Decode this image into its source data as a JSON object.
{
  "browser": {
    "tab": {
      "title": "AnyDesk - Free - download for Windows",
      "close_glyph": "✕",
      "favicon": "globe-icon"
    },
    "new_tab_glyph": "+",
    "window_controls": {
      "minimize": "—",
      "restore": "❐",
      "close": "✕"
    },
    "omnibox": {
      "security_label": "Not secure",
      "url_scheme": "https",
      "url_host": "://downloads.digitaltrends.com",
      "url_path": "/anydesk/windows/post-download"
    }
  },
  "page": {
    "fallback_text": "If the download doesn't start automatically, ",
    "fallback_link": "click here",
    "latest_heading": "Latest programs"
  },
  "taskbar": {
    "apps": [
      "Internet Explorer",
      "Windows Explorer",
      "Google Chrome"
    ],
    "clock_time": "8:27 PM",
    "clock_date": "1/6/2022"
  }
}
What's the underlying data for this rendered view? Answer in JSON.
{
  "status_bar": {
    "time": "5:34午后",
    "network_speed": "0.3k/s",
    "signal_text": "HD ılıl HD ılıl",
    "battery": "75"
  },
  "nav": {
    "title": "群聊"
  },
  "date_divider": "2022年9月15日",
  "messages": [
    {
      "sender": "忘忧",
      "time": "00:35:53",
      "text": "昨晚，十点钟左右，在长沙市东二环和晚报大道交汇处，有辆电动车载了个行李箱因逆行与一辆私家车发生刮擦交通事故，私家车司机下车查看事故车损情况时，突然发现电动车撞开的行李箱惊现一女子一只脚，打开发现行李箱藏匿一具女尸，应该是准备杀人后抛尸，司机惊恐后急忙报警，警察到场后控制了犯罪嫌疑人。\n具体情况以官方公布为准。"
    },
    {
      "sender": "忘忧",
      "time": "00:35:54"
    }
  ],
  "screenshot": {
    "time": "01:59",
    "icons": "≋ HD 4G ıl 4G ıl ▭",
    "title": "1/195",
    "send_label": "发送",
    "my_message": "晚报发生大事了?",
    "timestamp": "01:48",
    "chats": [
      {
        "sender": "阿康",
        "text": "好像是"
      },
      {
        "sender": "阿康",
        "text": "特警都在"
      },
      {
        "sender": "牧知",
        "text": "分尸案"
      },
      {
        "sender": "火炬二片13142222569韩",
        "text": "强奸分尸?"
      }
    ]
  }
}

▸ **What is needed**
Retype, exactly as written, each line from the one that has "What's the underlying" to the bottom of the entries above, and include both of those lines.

▸ **Exercise result**
What's the underlying data for this rendered view? Answer in JSON.
{
  "status_bar": {
    "time": "5:34午后",
    "network_speed": "0.3k/s",
    "signal_text": "HD ılıl HD ılıl",
    "battery": "75"
  },
  "nav": {
    "title": "群聊"
  },
  "date_divider": "2022年9月15日",
  "messages": [
    {
      "sender": "忘忧",
      "time": "00:35:53",
      "text": "昨晚，十点钟左右，在长沙市东二环和晚报大道交汇处，有辆电动车载了个行李箱因逆行与一辆私家车发生刮擦交通事故，私家车司机下车查看事故车损情况时，突然发现电动车撞开的行李箱惊现一女子一只脚，打开发现行李箱藏匿一具女尸，应该是准备杀人后抛尸，司机惊恐后急忙报警，警察到场后控制了犯罪嫌疑人。\n具体情况以官方公布为准。"
    },
    {
      "sender": "忘忧",
      "time": "00:35:54"
    }
  ],
  "screenshot": {
    "time": "01:59",
    "icons": "≋ HD 4G ıl 4G ıl ▭",
    "title": "1/195",
    "send_label": "发送",
    "my_message": "晚报发生大事了?",
    "timestamp": "01:48",
    "chats": [
      {
        "sender": "阿康",
        "text": "好像是"
      },
      {
        "sender": "阿康",
        "text": "特警都在"
      },
      {
        "sender": "牧知",
        "text": "分尸案"
      },
      {
        "sender": "火炬二片13142222569韩",
        "text": "强奸分尸?"
      }
    ]
  }
}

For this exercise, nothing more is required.